The records:
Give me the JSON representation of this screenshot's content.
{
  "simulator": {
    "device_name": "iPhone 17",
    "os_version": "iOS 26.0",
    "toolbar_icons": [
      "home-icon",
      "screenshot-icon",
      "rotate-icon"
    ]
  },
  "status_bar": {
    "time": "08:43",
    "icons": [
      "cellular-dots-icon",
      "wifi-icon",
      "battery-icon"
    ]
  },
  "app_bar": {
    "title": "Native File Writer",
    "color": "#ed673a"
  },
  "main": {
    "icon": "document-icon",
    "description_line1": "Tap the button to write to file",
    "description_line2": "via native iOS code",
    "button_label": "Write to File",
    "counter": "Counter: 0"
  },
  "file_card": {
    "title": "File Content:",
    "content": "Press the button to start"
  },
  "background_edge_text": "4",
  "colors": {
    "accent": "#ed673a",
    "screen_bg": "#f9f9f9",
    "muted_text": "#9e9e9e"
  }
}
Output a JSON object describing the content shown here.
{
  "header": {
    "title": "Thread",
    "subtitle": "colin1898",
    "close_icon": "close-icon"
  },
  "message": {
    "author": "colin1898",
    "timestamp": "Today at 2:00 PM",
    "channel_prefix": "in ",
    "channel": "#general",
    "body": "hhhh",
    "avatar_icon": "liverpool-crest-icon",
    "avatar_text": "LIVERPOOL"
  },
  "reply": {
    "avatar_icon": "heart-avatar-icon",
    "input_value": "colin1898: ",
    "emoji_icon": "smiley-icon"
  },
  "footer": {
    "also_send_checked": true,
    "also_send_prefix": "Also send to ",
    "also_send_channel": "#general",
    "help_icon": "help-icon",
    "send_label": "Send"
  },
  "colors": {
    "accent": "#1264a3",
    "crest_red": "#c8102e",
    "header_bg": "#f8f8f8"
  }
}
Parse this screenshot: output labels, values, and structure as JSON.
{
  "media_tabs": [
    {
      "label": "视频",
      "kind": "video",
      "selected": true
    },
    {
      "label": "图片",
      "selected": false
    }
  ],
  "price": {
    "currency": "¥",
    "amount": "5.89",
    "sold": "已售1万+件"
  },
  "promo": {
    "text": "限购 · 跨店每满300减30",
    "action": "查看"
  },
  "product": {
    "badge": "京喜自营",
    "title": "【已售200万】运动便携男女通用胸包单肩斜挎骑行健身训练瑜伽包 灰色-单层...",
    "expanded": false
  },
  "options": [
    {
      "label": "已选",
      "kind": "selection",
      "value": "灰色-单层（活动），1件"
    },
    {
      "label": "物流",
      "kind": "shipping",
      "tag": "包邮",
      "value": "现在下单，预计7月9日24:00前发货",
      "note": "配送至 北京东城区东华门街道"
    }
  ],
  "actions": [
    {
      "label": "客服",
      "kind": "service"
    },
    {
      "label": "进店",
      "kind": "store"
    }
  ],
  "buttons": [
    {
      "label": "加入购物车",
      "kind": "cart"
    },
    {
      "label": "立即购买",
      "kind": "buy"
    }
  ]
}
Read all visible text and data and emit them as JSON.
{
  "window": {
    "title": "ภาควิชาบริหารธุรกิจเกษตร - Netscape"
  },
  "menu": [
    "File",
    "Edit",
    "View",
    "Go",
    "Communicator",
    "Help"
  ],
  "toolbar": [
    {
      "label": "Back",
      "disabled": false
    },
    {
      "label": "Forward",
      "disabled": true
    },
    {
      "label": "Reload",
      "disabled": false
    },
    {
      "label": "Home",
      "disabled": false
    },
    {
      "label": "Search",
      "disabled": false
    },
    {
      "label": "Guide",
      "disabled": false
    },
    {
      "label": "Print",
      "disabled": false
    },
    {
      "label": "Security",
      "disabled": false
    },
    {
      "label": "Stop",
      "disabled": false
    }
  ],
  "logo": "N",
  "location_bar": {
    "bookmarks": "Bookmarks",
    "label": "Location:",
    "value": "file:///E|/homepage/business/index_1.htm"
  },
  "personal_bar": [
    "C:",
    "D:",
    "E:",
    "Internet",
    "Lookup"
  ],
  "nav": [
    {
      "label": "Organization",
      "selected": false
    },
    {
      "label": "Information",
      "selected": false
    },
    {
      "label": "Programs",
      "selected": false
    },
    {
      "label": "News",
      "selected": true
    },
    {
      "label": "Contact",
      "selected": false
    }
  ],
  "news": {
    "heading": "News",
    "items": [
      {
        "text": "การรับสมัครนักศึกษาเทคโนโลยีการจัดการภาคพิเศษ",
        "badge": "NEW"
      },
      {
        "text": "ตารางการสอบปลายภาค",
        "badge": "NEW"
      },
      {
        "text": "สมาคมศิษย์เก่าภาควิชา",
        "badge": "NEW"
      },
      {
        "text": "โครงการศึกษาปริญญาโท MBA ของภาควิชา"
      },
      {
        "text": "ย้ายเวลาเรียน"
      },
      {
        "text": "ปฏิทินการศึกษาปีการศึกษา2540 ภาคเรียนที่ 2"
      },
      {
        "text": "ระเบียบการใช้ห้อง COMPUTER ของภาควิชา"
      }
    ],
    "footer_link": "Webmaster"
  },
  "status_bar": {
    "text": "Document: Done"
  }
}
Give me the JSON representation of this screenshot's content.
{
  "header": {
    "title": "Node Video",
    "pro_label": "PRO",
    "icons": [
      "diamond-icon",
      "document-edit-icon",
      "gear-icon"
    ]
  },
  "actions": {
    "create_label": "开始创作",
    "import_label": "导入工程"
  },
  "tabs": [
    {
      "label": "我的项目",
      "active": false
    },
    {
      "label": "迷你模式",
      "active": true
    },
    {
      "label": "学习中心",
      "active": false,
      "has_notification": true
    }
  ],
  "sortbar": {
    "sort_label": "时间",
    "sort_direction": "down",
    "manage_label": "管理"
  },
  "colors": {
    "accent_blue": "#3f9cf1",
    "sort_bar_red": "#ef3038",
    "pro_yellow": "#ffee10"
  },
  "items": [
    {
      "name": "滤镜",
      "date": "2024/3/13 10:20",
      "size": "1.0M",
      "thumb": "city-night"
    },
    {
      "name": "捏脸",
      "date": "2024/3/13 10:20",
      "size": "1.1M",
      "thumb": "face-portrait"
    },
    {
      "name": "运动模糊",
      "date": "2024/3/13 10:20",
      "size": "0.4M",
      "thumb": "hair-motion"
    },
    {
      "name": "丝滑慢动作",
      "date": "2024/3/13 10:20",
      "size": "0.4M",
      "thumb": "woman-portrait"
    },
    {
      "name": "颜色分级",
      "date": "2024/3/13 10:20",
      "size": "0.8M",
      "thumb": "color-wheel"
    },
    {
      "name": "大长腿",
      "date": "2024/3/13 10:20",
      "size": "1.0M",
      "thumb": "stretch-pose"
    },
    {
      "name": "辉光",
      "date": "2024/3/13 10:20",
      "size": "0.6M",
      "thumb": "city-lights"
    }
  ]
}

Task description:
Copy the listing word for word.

Solution:
Give me the JSON representation of this screenshot's content.
{
  "simulator": {
    "device_name": "iPhone 17",
    "os_version": "iOS 26.0",
    "toolbar_icons": [
      "home-icon",
      "screenshot-icon",
      "rotate-icon"
    ]
  },
  "status_bar": {
    "time": "08:43",
    "icons": [
      "cellular-dots-icon",
      "wifi-icon",
      "battery-icon"
    ]
  },
  "app_bar": {
    "title": "Native File Writer",
    "color": "#ed673a"
  },
  "main": {
    "icon": "document-icon",
    "description_line1": "Tap the button to write to file",
    "description_line2": "via native iOS code",
    "button_label": "Write to File",
    "counter": "Counter: 0"
  },
  "file_card": {
    "title": "File Content:",
    "content": "Press the button to start"
  },
  "background_edge_text": "4",
  "colors": {
    "accent": "#ed673a",
    "screen_bg": "#f9f9f9",
    "muted_text": "#9e9e9e"
  }
}
Output a JSON object describing the content shown here.
{
  "header": {
    "title": "Thread",
    "subtitle": "colin1898",
    "close_icon": "close-icon"
  },
  "message": {
    "author": "colin1898",
    "timestamp": "Today at 2:00 PM",
    "channel_prefix": "in ",
    "channel": "#general",
    "body": "hhhh",
    "avatar_icon": "liverpool-crest-icon",
    "avatar_text": "LIVERPOOL"
  },
  "reply": {
    "avatar_icon": "heart-avatar-icon",
    "input_value": "colin1898: ",
    "emoji_icon": "smiley-icon"
  },
  "footer": {
    "also_send_checked": true,
    "also_send_prefix": "Also send to ",
    "also_send_channel": "#general",
    "help_icon": "help-icon",
    "send_label": "Send"
  },
  "colors": {
    "accent": "#1264a3",
    "crest_red": "#c8102e",
    "header_bg": "#f8f8f8"
  }
}
Parse this screenshot: output labels, values, and structure as JSON.
{
  "media_tabs": [
    {
      "label": "视频",
      "kind": "video",
      "selected": true
    },
    {
      "label": "图片",
      "selected": false
    }
  ],
  "price": {
    "currency": "¥",
    "amount": "5.89",
    "sold": "已售1万+件"
  },
  "promo": {
    "text": "限购 · 跨店每满300减30",
    "action": "查看"
  },
  "product": {
    "badge": "京喜自营",
    "title": "【已售200万】运动便携男女通用胸包单肩斜挎骑行健身训练瑜伽包 灰色-单层...",
    "expanded": false
  },
  "options": [
    {
      "label": "已选",
      "kind": "selection",
      "value": "灰色-单层（活动），1件"
    },
    {
      "label": "物流",
      "kind": "shipping",
      "tag": "包邮",
      "value": "现在下单，预计7月9日24:00前发货",
      "note": "配送至 北京东城区东华门街道"
    }
  ],
  "actions": [
    {
      "label": "客服",
      "kind": "service"
    },
    {
      "label": "进店",
      "kind": "store"
    }
  ],
  "buttons": [
    {
      "label": "加入购物车",
      "kind": "cart"
    },
    {
      "label": "立即购买",
      "kind": "buy"
    }
  ]
}
Read all visible text and data and emit them as JSON.
{
  "window": {
    "title": "ภาควิชาบริหารธุรกิจเกษตร - Netscape"
  },
  "menu": [
    "File",
    "Edit",
    "View",
    "Go",
    "Communicator",
    "Help"
  ],
  "toolbar": [
    {
      "label": "Back",
      "disabled": false
    },
    {
      "label": "Forward",
      "disabled": true
    },
    {
      "label": "Reload",
      "disabled": false
    },
    {
      "label": "Home",
      "disabled": false
    },
    {
      "label": "Search",
      "disabled": false
    },
    {
      "label": "Guide",
      "disabled": false
    },
    {
      "label": "Print",
      "disabled": false
    },
    {
      "label": "Security",
      "disabled": false
    },
    {
      "label": "Stop",
      "disabled": false
    }
  ],
  "logo": "N",
  "location_bar": {
    "bookmarks": "Bookmarks",
    "label": "Location:",
    "value": "file:///E|/homepage/business/index_1.htm"
  },
  "personal_bar": [
    "C:",
    "D:",
    "E:",
    "Internet",
    "Lookup"
  ],
  "nav": [
    {
      "label": "Organization",
      "selected": false
    },
    {
      "label": "Information",
      "selected": false
    },
    {
      "label": "Programs",
      "selected": false
    },
    {
      "label": "News",
      "selected": true
    },
    {
      "label": "Contact",
      "selected": false
    }
  ],
  "news": {
    "heading": "News",
    "items": [
      {
        "text": "การรับสมัครนักศึกษาเทคโนโลยีการจัดการภาคพิเศษ",
        "badge": "NEW"
      },
      {
        "text": "ตารางการสอบปลายภาค",
        "badge": "NEW"
      },
      {
        "text": "สมาคมศิษย์เก่าภาควิชา",
        "badge": "NEW"
      },
      {
        "text": "โครงการศึกษาปริญญาโท MBA ของภาควิชา"
      },
      {
        "text": "ย้ายเวลาเรียน"
      },
      {
        "text": "ปฏิทินการศึกษาปีการศึกษา2540 ภาคเรียนที่ 2"
      },
      {
        "text": "ระเบียบการใช้ห้อง COMPUTER ของภาควิชา"
      }
    ],
    "footer_link": "Webmaster"
  },
  "status_bar": {
    "text": "Document: Done"
  }
}
Give me the JSON representation of this screenshot's content.
{
  "header": {
    "title": "Node Video",
    "pro_label": "PRO",
    "icons": [
      "diamond-icon",
      "document-edit-icon",
      "gear-icon"
    ]
  },
  "actions": {
    "create_label": "开始创作",
    "import_label": "导入工程"
  },
  "tabs": [
    {
      "label": "我的项目",
      "active": false
    },
    {
      "label": "迷你模式",
      "active": true
    },
    {
      "label": "学习中心",
      "active": false,
      "has_notification": true
    }
  ],
  "sortbar": {
    "sort_label": "时间",
    "sort_direction": "down",
    "manage_label": "管理"
  },
  "colors": {
    "accent_blue": "#3f9cf1",
    "sort_bar_red": "#ef3038",
    "pro_yellow": "#ffee10"
  },
  "items": [
    {
      "name": "滤镜",
      "date": "2024/3/13 10:20",
      "size": "1.0M",
      "thumb": "city-night"
    },
    {
      "name": "捏脸",
      "date": "2024/3/13 10:20",
      "size": "1.1M",
      "thumb": "face-portrait"
    },
    {
      "name": "运动模糊",
      "date": "2024/3/13 10:20",
      "size": "0.4M",
      "thumb": "hair-motion"
    },
    {
      "name": "丝滑慢动作",
      "date": "2024/3/13 10:20",
      "size": "0.4M",
      "thumb": "woman-portrait"
    },
    {
      "name": "颜色分级",
      "date": "2024/3/13 10:20",
      "size": "0.8M",
      "thumb": "color-wheel"
    },
    {
      "name": "大长腿",
      "date": "2024/3/13 10:20",
      "size": "1.0M",
      "thumb": "stretch-pose"
    },
    {
      "name": "辉光",
      "date": "2024/3/13 10:20",
      "size": "0.6M",
      "thumb": "city-lights"
    }
  ]
}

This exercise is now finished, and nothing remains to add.